Items listed in a dataset

============

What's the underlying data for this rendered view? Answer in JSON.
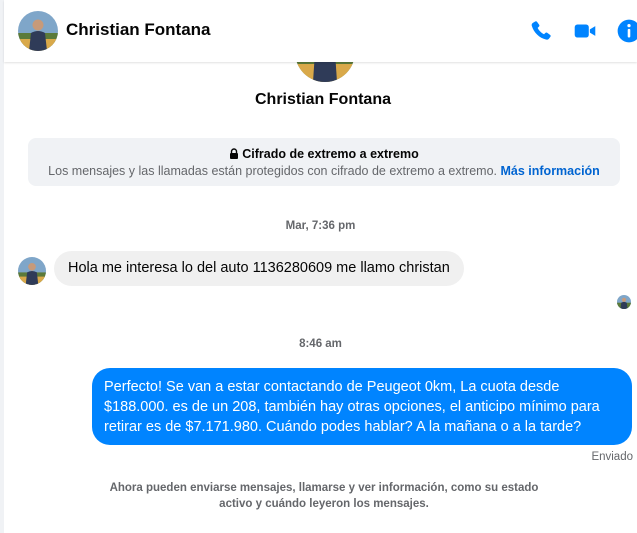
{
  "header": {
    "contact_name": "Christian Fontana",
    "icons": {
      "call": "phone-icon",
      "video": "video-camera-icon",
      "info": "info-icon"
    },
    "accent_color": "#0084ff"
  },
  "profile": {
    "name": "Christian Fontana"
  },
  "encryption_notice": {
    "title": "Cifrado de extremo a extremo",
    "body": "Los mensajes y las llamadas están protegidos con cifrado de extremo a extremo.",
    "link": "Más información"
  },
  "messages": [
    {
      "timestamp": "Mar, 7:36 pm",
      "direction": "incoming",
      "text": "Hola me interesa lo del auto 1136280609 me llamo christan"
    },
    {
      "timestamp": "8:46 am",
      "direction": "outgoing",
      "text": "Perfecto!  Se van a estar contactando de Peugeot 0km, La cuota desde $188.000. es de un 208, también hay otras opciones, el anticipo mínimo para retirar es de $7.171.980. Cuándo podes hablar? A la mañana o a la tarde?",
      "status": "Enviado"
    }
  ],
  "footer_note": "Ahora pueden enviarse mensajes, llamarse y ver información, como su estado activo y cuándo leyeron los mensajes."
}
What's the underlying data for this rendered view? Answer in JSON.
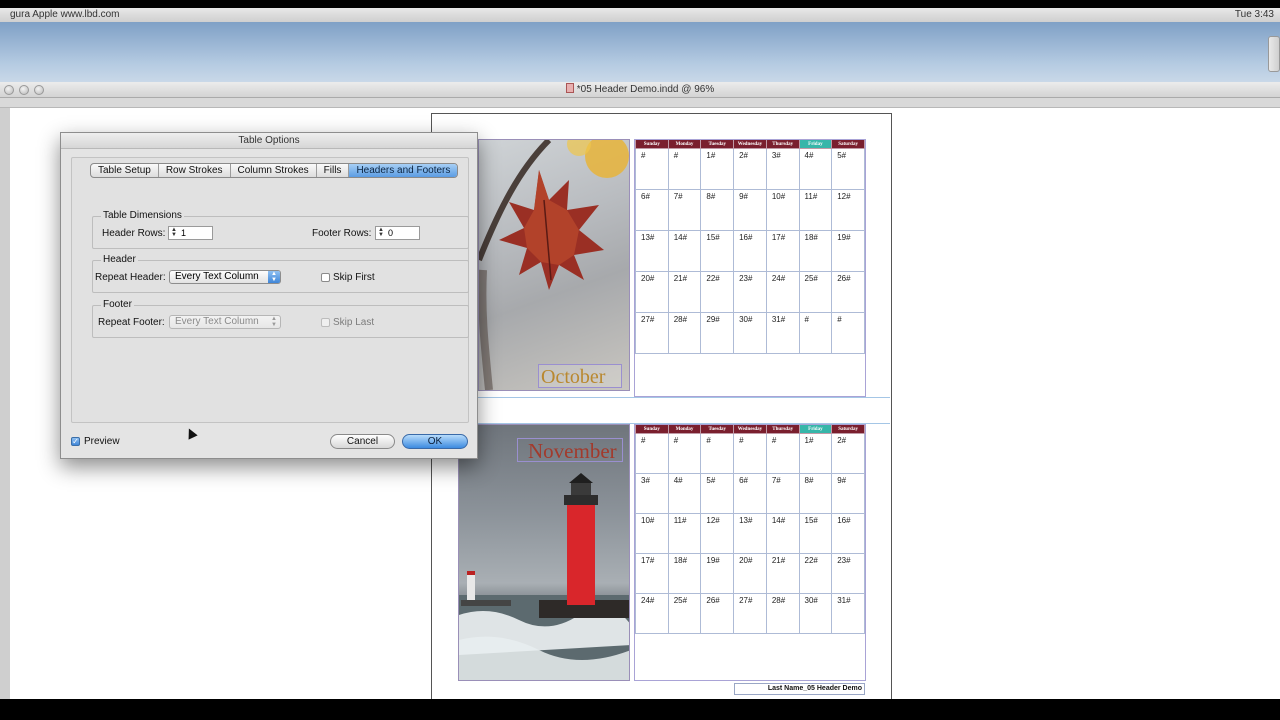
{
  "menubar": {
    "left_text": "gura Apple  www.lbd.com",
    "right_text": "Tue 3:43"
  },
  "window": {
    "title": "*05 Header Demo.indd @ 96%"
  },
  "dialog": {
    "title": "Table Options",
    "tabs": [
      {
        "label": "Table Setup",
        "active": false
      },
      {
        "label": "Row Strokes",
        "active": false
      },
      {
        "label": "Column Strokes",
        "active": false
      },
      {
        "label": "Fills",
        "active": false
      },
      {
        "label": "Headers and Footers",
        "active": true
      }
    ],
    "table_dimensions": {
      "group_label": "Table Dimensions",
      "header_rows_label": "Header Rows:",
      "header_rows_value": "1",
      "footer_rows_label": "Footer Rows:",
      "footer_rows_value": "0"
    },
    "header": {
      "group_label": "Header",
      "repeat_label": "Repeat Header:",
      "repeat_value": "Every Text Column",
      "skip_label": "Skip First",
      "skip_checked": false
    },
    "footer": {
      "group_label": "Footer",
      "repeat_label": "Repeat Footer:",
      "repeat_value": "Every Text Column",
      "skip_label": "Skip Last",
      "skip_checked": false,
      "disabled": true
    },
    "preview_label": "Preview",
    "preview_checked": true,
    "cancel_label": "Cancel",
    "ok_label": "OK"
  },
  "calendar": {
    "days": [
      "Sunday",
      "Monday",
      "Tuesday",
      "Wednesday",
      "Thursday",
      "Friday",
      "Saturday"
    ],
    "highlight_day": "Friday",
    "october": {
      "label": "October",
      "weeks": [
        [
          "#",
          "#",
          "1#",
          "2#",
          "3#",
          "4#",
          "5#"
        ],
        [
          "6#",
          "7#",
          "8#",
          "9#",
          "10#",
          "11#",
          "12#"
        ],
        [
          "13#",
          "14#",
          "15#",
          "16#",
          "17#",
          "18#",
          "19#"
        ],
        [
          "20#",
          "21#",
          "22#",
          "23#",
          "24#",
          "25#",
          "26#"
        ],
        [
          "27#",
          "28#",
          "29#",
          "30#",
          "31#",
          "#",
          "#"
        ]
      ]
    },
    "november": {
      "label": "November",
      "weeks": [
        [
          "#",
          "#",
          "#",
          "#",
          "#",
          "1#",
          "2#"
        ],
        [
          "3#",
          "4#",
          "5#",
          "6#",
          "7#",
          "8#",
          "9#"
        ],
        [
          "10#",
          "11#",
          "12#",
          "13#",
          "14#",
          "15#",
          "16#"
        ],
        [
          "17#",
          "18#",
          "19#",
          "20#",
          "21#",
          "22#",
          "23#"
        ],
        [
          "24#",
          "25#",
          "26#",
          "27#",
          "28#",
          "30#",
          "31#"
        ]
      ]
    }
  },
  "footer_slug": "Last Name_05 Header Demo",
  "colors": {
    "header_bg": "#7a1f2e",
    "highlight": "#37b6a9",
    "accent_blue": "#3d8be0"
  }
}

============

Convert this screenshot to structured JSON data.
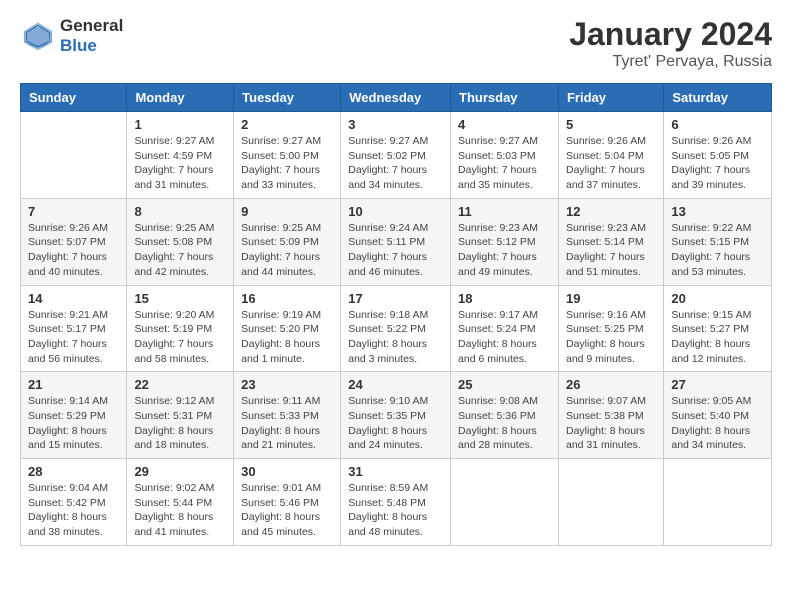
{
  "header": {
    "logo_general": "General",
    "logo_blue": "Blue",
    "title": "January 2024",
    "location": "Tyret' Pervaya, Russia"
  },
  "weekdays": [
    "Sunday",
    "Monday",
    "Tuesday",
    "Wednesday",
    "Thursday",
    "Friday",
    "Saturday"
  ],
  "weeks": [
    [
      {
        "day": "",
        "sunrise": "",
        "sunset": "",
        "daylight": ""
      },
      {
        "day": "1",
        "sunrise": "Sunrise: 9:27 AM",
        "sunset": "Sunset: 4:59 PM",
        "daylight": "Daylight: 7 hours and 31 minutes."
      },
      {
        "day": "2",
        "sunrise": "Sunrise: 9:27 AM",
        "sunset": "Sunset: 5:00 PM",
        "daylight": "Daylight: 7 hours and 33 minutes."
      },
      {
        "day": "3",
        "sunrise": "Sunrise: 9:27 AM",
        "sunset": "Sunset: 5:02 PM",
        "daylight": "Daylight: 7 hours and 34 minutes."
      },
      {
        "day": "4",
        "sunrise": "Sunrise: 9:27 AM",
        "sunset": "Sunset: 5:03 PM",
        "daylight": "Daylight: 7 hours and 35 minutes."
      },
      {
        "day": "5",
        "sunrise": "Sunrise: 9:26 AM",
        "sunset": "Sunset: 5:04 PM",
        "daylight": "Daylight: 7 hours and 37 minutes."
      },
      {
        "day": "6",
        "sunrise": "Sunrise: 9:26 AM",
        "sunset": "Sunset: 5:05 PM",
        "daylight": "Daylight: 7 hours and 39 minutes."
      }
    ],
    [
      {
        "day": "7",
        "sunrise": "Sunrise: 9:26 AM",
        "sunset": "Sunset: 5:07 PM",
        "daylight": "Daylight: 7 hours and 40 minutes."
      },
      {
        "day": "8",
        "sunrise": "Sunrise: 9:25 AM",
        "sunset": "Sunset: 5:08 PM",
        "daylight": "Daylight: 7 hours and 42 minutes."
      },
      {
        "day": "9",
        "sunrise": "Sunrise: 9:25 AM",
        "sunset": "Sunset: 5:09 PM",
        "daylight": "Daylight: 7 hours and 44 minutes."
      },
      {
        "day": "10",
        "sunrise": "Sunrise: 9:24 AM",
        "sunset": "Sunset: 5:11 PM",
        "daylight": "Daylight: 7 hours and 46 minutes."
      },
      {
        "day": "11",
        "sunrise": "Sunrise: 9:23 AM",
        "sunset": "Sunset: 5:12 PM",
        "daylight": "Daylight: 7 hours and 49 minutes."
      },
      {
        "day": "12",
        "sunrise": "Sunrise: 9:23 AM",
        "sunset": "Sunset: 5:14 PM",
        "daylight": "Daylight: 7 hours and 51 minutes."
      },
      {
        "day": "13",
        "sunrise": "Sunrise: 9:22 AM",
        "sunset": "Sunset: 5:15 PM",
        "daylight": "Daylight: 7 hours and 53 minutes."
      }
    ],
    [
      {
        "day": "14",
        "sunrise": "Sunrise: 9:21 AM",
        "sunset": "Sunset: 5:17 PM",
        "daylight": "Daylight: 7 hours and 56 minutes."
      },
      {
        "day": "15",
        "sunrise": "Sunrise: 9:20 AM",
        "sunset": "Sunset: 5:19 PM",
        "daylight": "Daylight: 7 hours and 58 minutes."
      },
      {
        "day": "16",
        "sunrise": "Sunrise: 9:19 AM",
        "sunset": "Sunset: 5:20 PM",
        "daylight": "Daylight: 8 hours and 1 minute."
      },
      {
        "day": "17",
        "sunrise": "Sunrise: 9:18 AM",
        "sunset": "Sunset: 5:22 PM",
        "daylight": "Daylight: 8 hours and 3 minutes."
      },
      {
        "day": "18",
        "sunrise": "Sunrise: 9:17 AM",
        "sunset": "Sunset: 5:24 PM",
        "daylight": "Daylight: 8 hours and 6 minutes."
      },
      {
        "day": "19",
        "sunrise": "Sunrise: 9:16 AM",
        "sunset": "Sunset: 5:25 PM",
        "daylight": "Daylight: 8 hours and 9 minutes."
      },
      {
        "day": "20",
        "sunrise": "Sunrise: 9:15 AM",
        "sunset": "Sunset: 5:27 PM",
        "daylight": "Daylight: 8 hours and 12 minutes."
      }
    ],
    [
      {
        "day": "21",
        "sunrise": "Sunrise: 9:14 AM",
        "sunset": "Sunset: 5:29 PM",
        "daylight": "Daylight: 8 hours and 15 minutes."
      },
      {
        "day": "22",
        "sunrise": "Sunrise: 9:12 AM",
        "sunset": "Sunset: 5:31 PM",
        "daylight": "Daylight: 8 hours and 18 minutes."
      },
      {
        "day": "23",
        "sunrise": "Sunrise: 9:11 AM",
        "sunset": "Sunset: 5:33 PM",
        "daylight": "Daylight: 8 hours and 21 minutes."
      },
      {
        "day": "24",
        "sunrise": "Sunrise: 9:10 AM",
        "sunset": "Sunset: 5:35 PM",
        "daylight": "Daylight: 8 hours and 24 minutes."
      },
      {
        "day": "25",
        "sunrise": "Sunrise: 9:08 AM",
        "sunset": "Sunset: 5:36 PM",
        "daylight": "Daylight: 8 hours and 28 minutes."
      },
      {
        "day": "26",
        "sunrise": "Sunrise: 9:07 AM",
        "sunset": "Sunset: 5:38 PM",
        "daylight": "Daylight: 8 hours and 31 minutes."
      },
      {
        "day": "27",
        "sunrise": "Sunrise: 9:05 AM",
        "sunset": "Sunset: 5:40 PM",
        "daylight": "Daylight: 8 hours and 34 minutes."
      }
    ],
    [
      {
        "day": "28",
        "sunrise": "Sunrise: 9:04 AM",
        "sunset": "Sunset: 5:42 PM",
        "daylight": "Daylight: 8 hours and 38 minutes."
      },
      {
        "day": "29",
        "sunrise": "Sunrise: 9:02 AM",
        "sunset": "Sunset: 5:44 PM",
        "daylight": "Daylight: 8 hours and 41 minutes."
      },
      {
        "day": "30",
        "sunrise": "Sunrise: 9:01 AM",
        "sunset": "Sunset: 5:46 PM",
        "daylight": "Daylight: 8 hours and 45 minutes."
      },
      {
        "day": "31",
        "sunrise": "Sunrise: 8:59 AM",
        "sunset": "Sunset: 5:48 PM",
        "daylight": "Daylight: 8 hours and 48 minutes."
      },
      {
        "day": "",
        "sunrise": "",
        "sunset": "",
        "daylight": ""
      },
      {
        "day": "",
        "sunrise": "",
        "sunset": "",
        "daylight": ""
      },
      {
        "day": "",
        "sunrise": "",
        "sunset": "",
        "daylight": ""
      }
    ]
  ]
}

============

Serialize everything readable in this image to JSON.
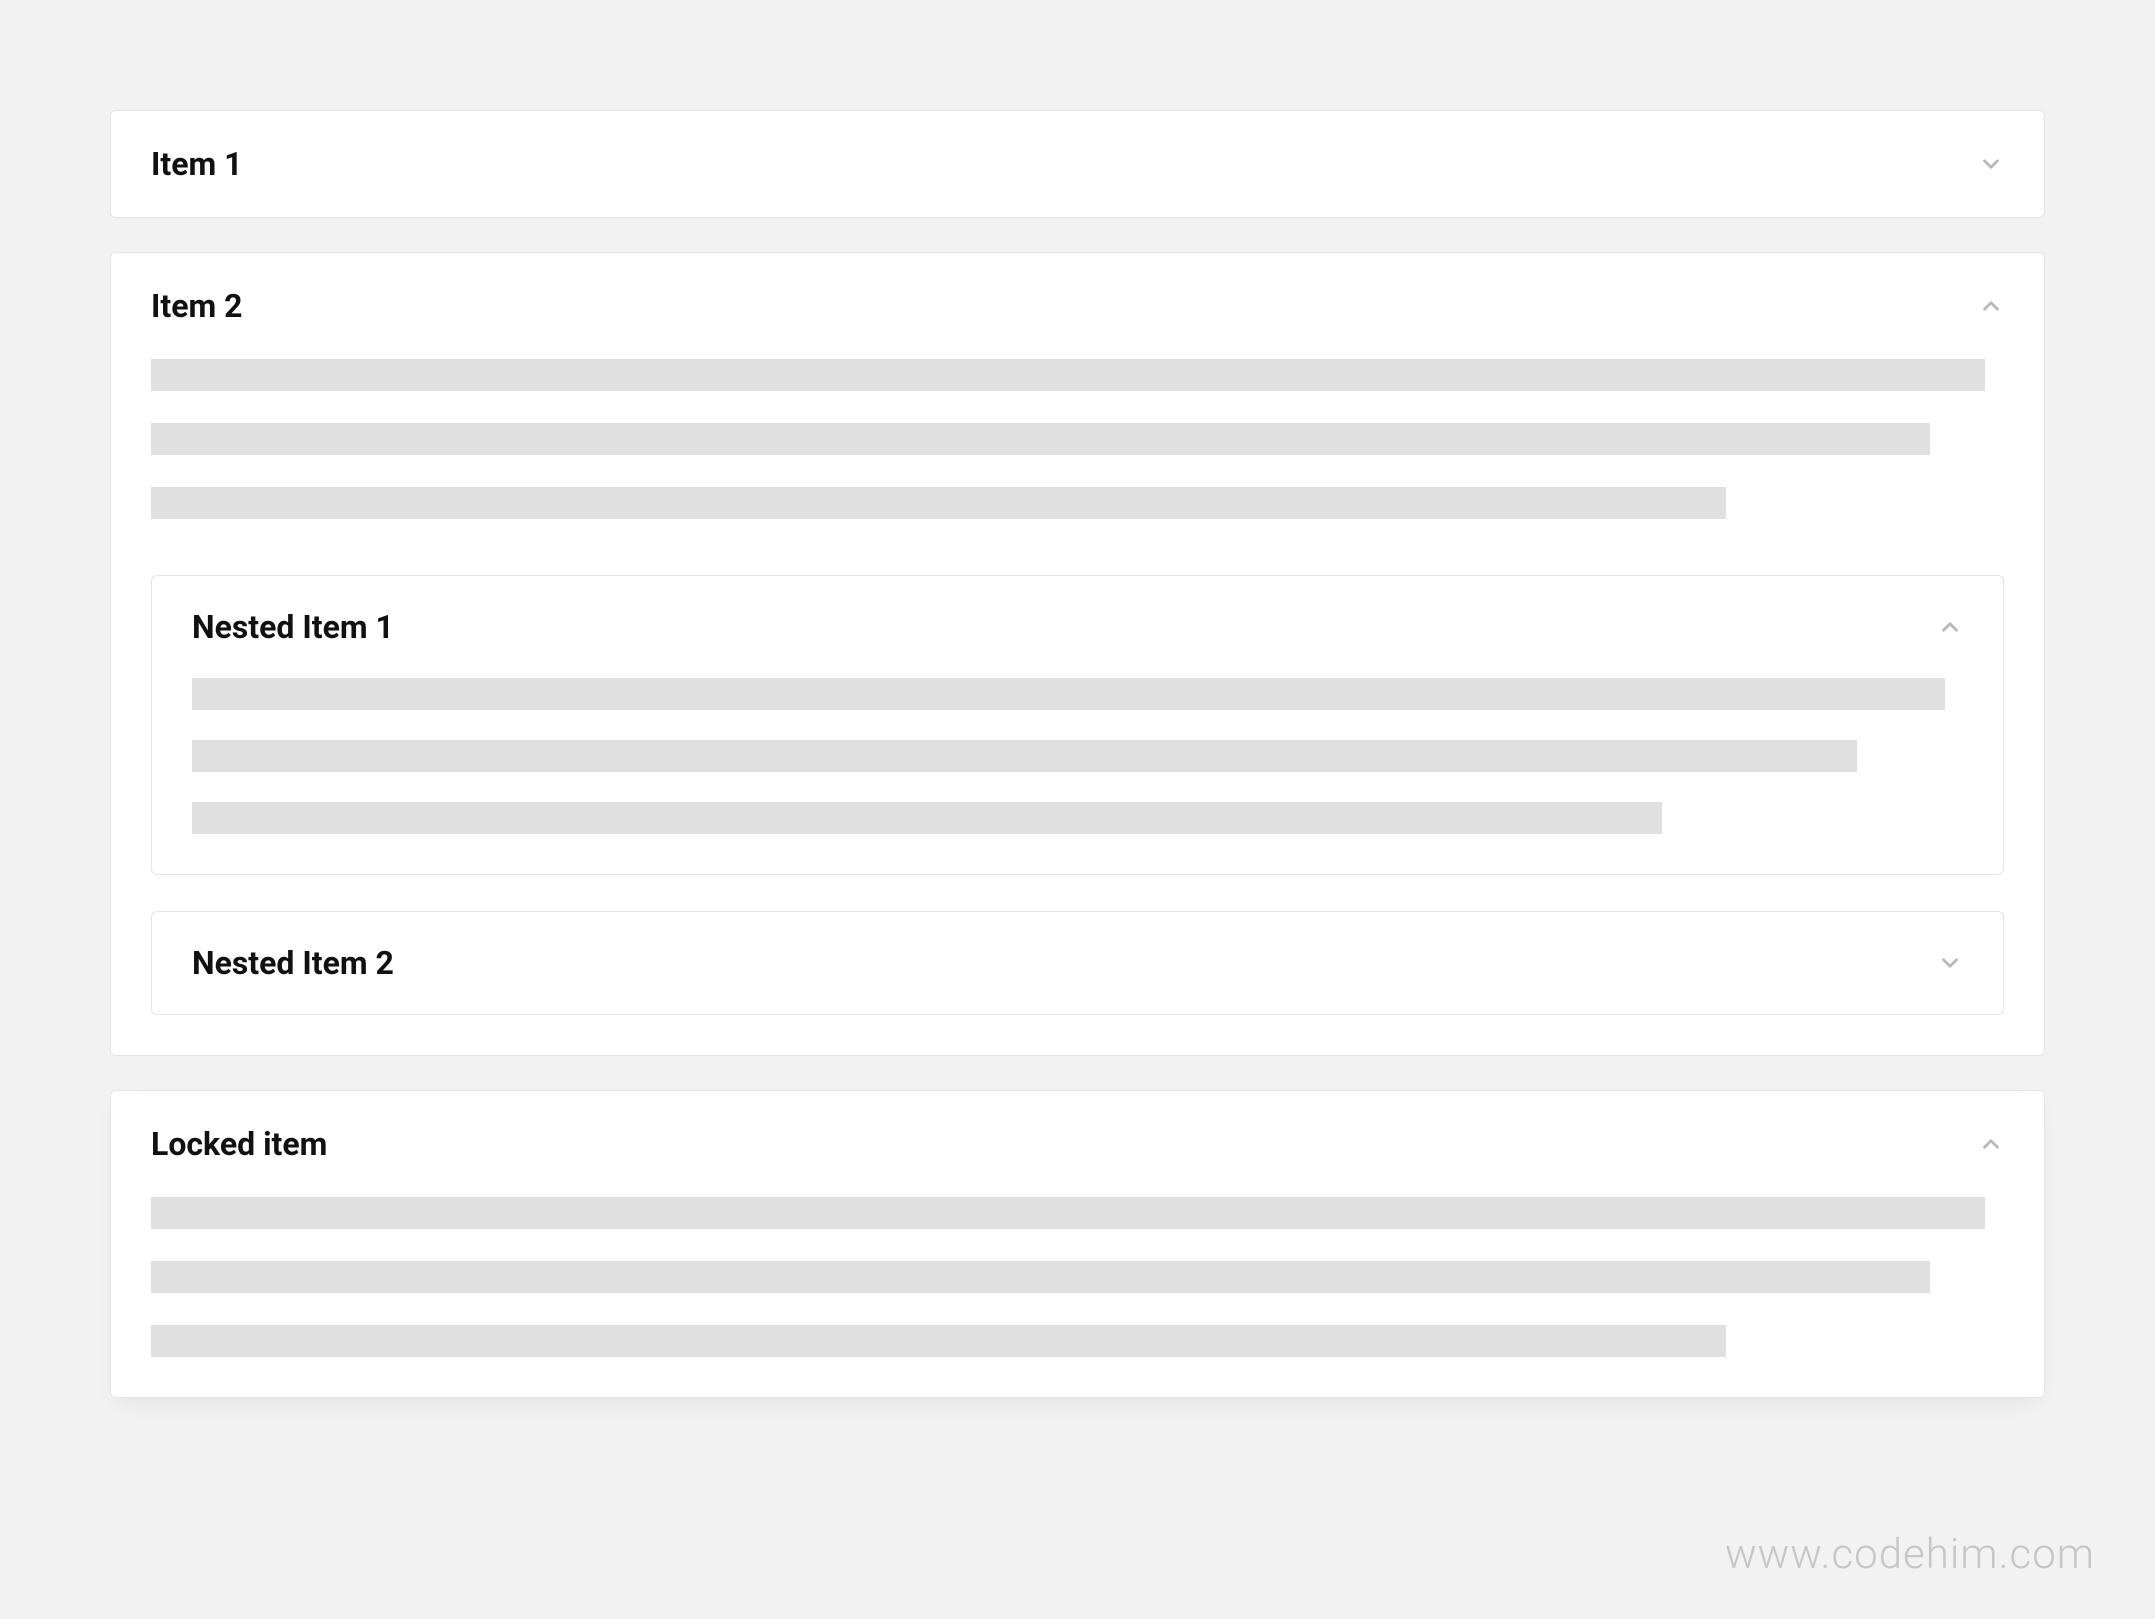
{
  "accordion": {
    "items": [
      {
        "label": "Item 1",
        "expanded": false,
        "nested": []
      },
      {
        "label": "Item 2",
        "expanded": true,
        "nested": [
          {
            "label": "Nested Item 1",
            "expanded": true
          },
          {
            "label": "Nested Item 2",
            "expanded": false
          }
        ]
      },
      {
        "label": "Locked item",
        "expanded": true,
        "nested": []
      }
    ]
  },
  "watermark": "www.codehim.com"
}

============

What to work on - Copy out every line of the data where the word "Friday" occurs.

Exercise answer -
      "Friday",
    "highlight_day": "Friday",
    "Friday",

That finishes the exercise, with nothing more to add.